Exercise description:
Below is a block of records. Copy every line in it that contains the word "Dachshund".
_ _ _ _ _
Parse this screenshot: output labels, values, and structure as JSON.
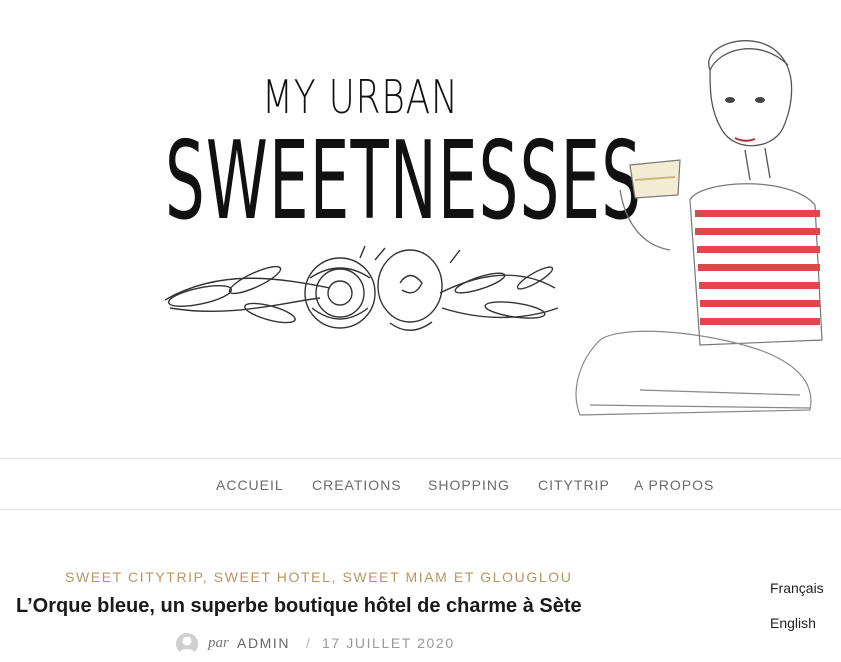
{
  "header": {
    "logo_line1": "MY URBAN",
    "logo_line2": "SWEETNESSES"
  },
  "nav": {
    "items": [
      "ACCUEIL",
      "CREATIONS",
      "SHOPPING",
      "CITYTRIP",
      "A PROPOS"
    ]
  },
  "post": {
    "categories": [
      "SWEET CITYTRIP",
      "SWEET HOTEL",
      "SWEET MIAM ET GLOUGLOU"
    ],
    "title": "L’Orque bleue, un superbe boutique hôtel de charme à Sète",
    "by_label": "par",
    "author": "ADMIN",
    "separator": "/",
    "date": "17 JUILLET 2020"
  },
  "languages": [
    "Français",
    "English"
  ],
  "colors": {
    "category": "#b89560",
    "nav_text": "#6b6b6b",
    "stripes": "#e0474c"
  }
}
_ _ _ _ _
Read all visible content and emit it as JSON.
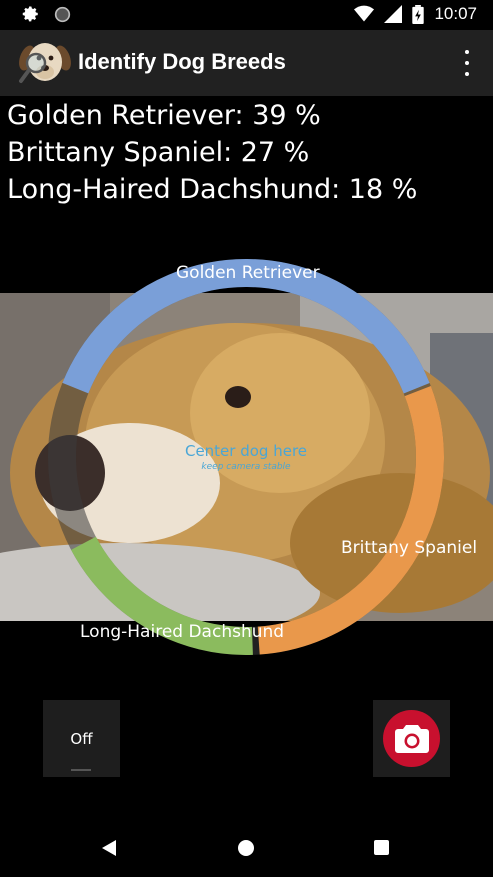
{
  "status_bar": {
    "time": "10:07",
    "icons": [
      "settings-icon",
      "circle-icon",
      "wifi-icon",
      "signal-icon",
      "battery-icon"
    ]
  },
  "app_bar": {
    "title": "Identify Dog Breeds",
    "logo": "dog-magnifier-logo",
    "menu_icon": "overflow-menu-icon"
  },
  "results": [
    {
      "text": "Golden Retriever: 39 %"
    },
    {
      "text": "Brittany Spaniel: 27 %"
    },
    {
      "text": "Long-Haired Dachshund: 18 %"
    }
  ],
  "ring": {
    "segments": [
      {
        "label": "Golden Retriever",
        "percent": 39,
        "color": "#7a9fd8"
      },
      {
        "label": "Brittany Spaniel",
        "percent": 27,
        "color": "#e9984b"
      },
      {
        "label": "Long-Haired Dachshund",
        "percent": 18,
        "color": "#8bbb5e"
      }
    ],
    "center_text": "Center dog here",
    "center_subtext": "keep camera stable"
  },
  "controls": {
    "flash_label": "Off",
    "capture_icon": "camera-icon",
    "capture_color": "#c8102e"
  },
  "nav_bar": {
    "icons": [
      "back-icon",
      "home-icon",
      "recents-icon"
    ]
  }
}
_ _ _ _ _
Solution to the exercise:
      "text": "Long-Haired Dachshund: 18 %"
        "label": "Long-Haired Dachshund",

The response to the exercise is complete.